What they can’t see are the many friendships I’ve built with people who share my love of land stewardship. What they can’t see is the intense sense of accomplishment I feel. They can’t feel the pride I feel. Pride that fills my soul, not only on that day but every day that I ride on that trail. The trail that I built with my own hands. The trail that, because I’ve built it to be sustainable, might outlive me. It’s an incredible rush and I’m rather addicted.
The numbers of women who go on trail building projects are small compared to the number of men, but thankfully, our numbers are growing. Trail building and design is not an arena for men only. Those who ride, run and hike on trails already have the foundation. You know, when you are riding, what a good trail feels like. You fell how it follows the natural contours of the land and you just flow along with it, connected to it, flowing through beautiful singletrack. And you can see when a trail is a bad one… eroded trails with water ruts, exposed roots and puddles. Trails that were once singletrack that have become braided and widened. If you have ever ridden on some sweet singletrack and can recognize it, with a little practice, you can build it too.
Some of my friends worry that they are not strong enough to work a project. They see the pictures of burly boys with tools smacking on rocks and hauling boulders. But I assure you, with the right tools and gravity, anyone can build sustainable trail. I’m barely 5’4”, but put a pickaxe in my hand and I’m a giant! And even if heavy lifting and smacking aren’t for you, there are generally other less physical tasks that must be accomplished. In more densely forested areas there is no replacement for a good set of pruning sheers, an axe or a small hand saw.
I highly encourage all trail users to engage in trail building and maintenance days in your area. Trails are not static. Even when built sustainably they need a little TLC. Trail building and maintenance projects happen everywhere. Giving back one day a year is the best way to ensure that we will always have access to nature. And the rewards are boundless!
Here’s a quick guide on how to get started:
- Look for organized groups in your area who do what you like to do. For example, if you are a mountain biker rider in Boulder, CO, like me, you have the Boulder Mountainbike Alliance. But if you live in other areas, you can go to the IMBA website to look for affiliated groups.

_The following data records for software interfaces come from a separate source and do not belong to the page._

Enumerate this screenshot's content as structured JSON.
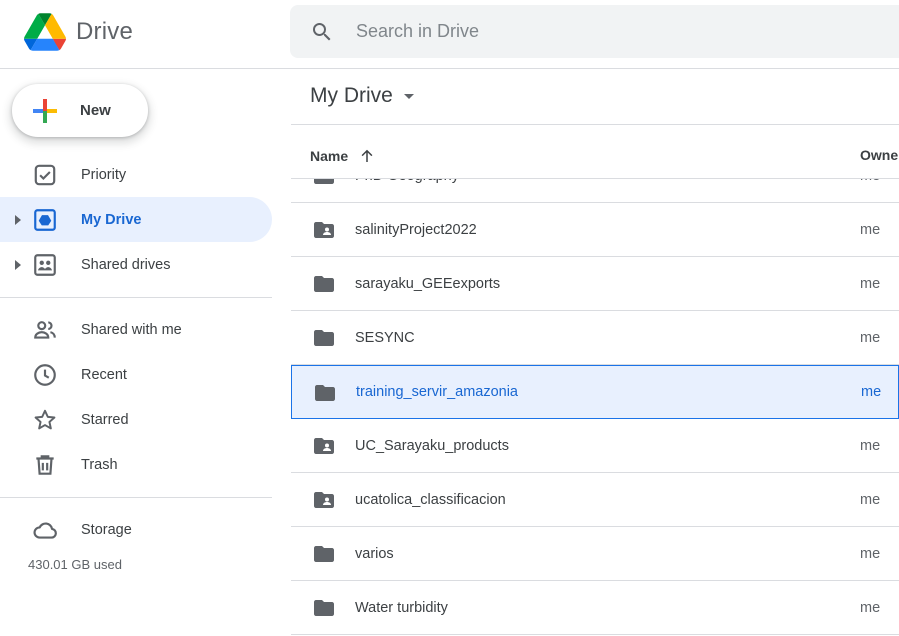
{
  "app": {
    "name": "Drive"
  },
  "search": {
    "placeholder": "Search in Drive"
  },
  "new_button": {
    "label": "New"
  },
  "sidebar": {
    "items": [
      {
        "label": "Priority",
        "icon": "priority-icon"
      },
      {
        "label": "My Drive",
        "icon": "my-drive-icon",
        "active": true
      },
      {
        "label": "Shared drives",
        "icon": "shared-drives-icon"
      },
      {
        "label": "Shared with me",
        "icon": "shared-with-me-icon"
      },
      {
        "label": "Recent",
        "icon": "clock-icon"
      },
      {
        "label": "Starred",
        "icon": "star-icon"
      },
      {
        "label": "Trash",
        "icon": "trash-icon"
      },
      {
        "label": "Storage",
        "icon": "cloud-icon"
      }
    ],
    "storage_used": "430.01 GB used"
  },
  "main": {
    "title": "My Drive",
    "columns": {
      "name": "Name",
      "owner": "Owner"
    },
    "rows": [
      {
        "name": "PhD Geography",
        "owner": "me",
        "type": "folder"
      },
      {
        "name": "salinityProject2022",
        "owner": "me",
        "type": "shared-folder"
      },
      {
        "name": "sarayaku_GEEexports",
        "owner": "me",
        "type": "folder"
      },
      {
        "name": "SESYNC",
        "owner": "me",
        "type": "folder"
      },
      {
        "name": "training_servir_amazonia",
        "owner": "me",
        "type": "folder",
        "selected": true
      },
      {
        "name": "UC_Sarayaku_products",
        "owner": "me",
        "type": "shared-folder"
      },
      {
        "name": "ucatolica_classificacion",
        "owner": "me",
        "type": "shared-folder"
      },
      {
        "name": "varios",
        "owner": "me",
        "type": "folder"
      },
      {
        "name": "Water turbidity",
        "owner": "me",
        "type": "folder"
      }
    ]
  },
  "colors": {
    "accent": "#1a73e8",
    "active_bg": "#e8f0fe",
    "active_text": "#1967d2",
    "folder": "#5f6368"
  }
}
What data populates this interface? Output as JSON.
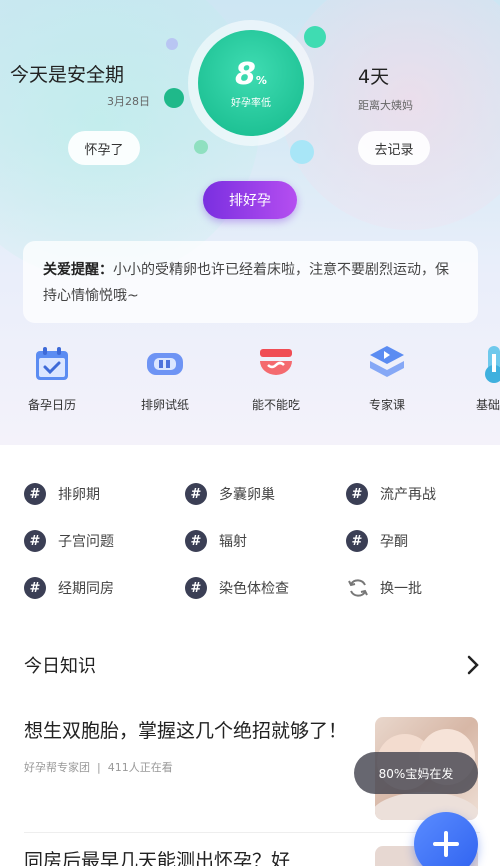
{
  "status": {
    "left_title": "今天是安全期",
    "left_date": "3月28日",
    "center_percent": "8",
    "center_percent_unit": "%",
    "center_label": "好孕率低",
    "right_title": "4天",
    "right_sub": "距离大姨妈"
  },
  "actions": {
    "pregnant_label": "怀孕了",
    "record_label": "去记录",
    "prep_label": "排好孕"
  },
  "tip": {
    "label": "关爱提醒：",
    "text": "小小的受精卵也许已经着床啦，注意不要剧烈运动，保持心情愉悦哦~"
  },
  "tools": [
    {
      "label": "备孕日历",
      "icon": "calendar-icon"
    },
    {
      "label": "排卵试纸",
      "icon": "test-strip-icon"
    },
    {
      "label": "能不能吃",
      "icon": "bowl-icon"
    },
    {
      "label": "专家课",
      "icon": "video-course-icon"
    },
    {
      "label": "基础体",
      "icon": "thermometer-icon"
    }
  ],
  "tags": [
    "排卵期",
    "多囊卵巢",
    "流产再战",
    "子宫问题",
    "辐射",
    "孕酮",
    "经期同房",
    "染色体检查"
  ],
  "refresh_label": "换一批",
  "section": {
    "title": "今日知识"
  },
  "article": {
    "title": "想生双胞胎，掌握这几个绝招就够了！",
    "source": "好孕帮专家团",
    "readers": "411人正在看"
  },
  "article2": {
    "title": "同房后最早几天能测出怀孕？好"
  },
  "toast": "80%宝妈在发",
  "colors": {
    "brand_green": "#14b98b",
    "brand_purple": "#8a35e6",
    "fab_blue": "#2f62f0"
  }
}
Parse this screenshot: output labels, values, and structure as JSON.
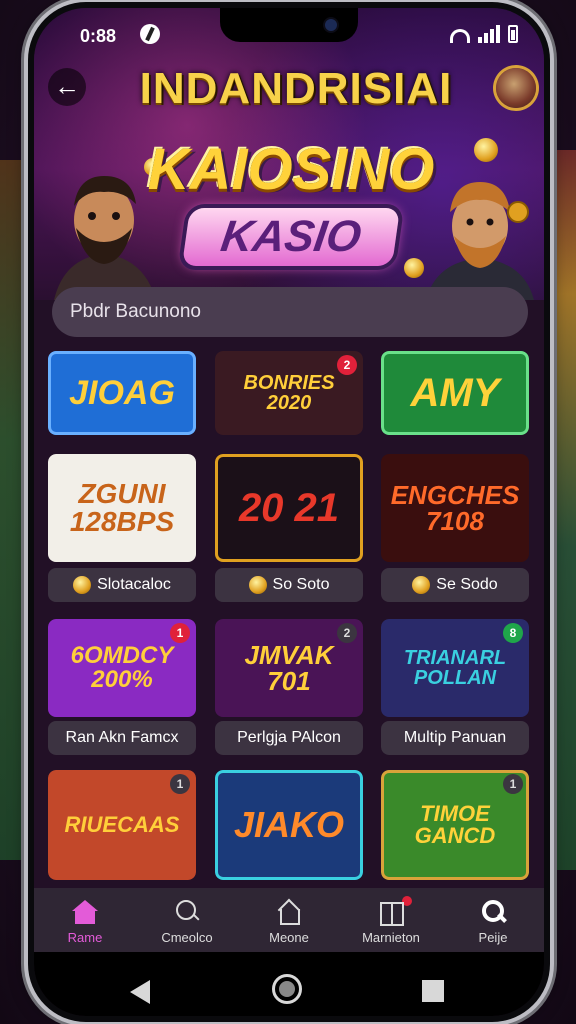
{
  "status_bar": {
    "time": "0:88"
  },
  "header": {
    "title": "INDANDRISIAI",
    "back_icon": "arrow-left-icon"
  },
  "hero": {
    "logo_line1": "KAIOSINO",
    "logo_line2": "KASIO"
  },
  "search": {
    "placeholder": "Pbdr Bacunono"
  },
  "tiles": [
    {
      "art_text": "JIOAG",
      "bg": "#1f6ed6",
      "fg": "#ffcf3a"
    },
    {
      "art_text": "BONRIES 2020",
      "bg": "#3a1a22",
      "fg": "#ffcf3a",
      "badge": "2"
    },
    {
      "art_text": "AMY",
      "bg": "#1f8a3a",
      "fg": "#ffd23a"
    },
    {
      "art_text": "ZGUNI 128BPS",
      "bg": "#f2efe8",
      "fg": "#c8641a",
      "label": "Slotacaloc"
    },
    {
      "art_text": "20 21",
      "bg": "#1b1018",
      "fg": "#e8382a",
      "label": "So Soto"
    },
    {
      "art_text": "ENGCHES 7108",
      "bg": "#3a0e0e",
      "fg": "#ff6a2a",
      "label": "Se Sodo"
    },
    {
      "art_text": "6OMDCY 200%",
      "bg": "#8a2ac2",
      "fg": "#ffcf3a",
      "label": "Ran Akn Famcx",
      "badge": "1"
    },
    {
      "art_text": "JMVAK 701",
      "bg": "#4a1456",
      "fg": "#ffcf3a",
      "label": "Perlgja PAlcon",
      "badge": "2"
    },
    {
      "art_text": "TRIANARL POLLAN",
      "bg": "#2a2a6a",
      "fg": "#3ad0e0",
      "label": "Multip Panuan",
      "badge": "8"
    },
    {
      "art_text": "RIUECAAS",
      "bg": "#c2482a",
      "fg": "#ffcf3a",
      "badge": "1"
    },
    {
      "art_text": "JIAKO",
      "bg": "#1b3a7a",
      "fg": "#ff8a2a"
    },
    {
      "art_text": "TIMOE GANCD",
      "bg": "#3a8a2a",
      "fg": "#ffd23a",
      "badge": "1"
    }
  ],
  "bottom_nav": [
    {
      "label": "Rame",
      "icon": "home-icon"
    },
    {
      "label": "Cmeolco",
      "icon": "search-icon"
    },
    {
      "label": "Meone",
      "icon": "house-outline-icon"
    },
    {
      "label": "Marnieton",
      "icon": "book-icon"
    },
    {
      "label": "Peije",
      "icon": "magnifier-icon"
    }
  ],
  "colors": {
    "accent": "#e35bd8",
    "gold": "#ffd23a",
    "card": "#3c3341"
  }
}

- SIGN UP and SHOW UP.
- You may need to contact the project sponsor for directions and a list of what to bring (though they should email it to you when your registration is confirmed).

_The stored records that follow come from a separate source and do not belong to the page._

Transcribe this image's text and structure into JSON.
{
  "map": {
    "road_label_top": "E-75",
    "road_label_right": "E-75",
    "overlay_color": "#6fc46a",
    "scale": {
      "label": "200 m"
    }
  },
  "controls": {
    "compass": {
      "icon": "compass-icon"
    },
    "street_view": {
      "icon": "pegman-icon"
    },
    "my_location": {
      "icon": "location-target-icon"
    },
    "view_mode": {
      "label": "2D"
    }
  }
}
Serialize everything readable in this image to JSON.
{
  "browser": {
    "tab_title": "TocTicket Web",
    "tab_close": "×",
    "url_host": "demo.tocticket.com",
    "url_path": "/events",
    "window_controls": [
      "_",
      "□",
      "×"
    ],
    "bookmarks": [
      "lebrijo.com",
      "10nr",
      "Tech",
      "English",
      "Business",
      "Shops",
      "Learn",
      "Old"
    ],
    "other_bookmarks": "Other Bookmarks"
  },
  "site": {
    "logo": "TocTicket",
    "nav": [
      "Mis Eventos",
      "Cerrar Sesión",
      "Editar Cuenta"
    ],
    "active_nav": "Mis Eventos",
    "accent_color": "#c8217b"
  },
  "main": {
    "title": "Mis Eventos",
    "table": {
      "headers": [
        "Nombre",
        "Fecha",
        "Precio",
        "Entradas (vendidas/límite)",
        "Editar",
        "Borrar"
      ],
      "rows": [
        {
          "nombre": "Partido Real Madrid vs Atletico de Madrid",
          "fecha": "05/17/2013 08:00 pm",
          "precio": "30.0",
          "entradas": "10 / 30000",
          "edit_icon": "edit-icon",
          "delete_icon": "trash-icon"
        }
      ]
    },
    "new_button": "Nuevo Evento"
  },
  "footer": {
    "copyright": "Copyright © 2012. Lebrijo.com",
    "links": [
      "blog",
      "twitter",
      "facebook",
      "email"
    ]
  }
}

- Stock up on the basics – comfy work gloves (padded leather if possible), work boots, sturdy pants (Carhartt’s are great for this).

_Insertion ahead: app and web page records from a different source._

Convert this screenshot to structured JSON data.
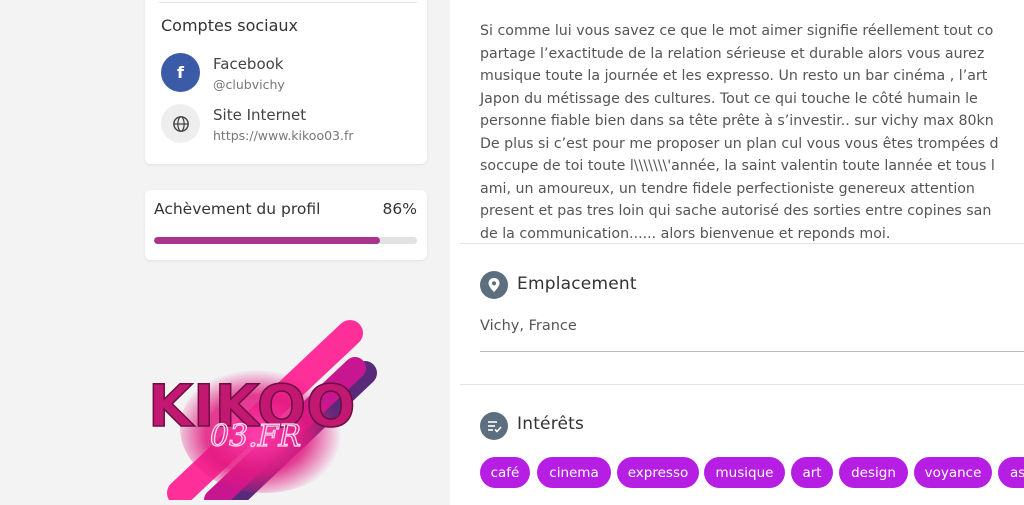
{
  "social": {
    "title": "Comptes sociaux",
    "facebook": {
      "name": "Facebook",
      "handle": "@clubvichy",
      "icon": "facebook-icon"
    },
    "website": {
      "name": "Site Internet",
      "url": "https://www.kikoo03.fr",
      "icon": "globe-icon"
    }
  },
  "profile_completion": {
    "label": "Achèvement du profil",
    "percent_text": "86%",
    "value": 0.86,
    "color": "#a8348c"
  },
  "logo": {
    "text_main": "KIKOO",
    "text_sub": "03.FR"
  },
  "about": {
    "lines": [
      "Si comme lui vous savez ce que le mot aimer signifie réellement tout co",
      "partage l’exactitude de la relation sérieuse et durable alors vous aurez",
      "musique toute la journée et les expresso. Un resto un bar cinéma , l’art",
      "Japon du métissage des cultures. Tout ce qui touche le côté humain le",
      "personne fiable bien dans sa tête prête à s’investir.. sur vichy max 80kn",
      "De plus si c’est pour me proposer un plan cul vous vous êtes trompées d",
      "soccupe de toi toute l\\\\\\\\\\\\\\'année, la saint valentin toute lannée et tous l",
      "ami, un amoureux, un tendre fidele perfectioniste genereux attention",
      "present et pas tres loin qui sache autorisé des sorties entre copines san",
      "de la communication...... alors bienvenue et reponds moi."
    ]
  },
  "location": {
    "title": "Emplacement",
    "value": "Vichy, France",
    "icon": "location-pin-icon"
  },
  "interests": {
    "title": "Intérêts",
    "icon": "interests-list-icon",
    "tag_color": "#b61fe3",
    "tags": [
      "café",
      "cinema",
      "expresso",
      "musique",
      "art",
      "design",
      "voyance",
      "as"
    ]
  }
}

- Bring a friend!
Tips on what to bring:
- Boots – not shoes, especially not sandals. Boots protect you and keep dirt out of your socks.
- Bug juice – if in mosquito-prone area.
- Camera – to record the fun!
- Clothing layers – be prepared for all kinds of weather.
- Eye protection.
- Gloves – good leather work gloves.
- Pants – not shorts. Pants protect you from all manner of shin injuries.
- Water – 1 liter for half-day, 2 liters for whole day.
See you on the trail! All your local trail users will thank you for it!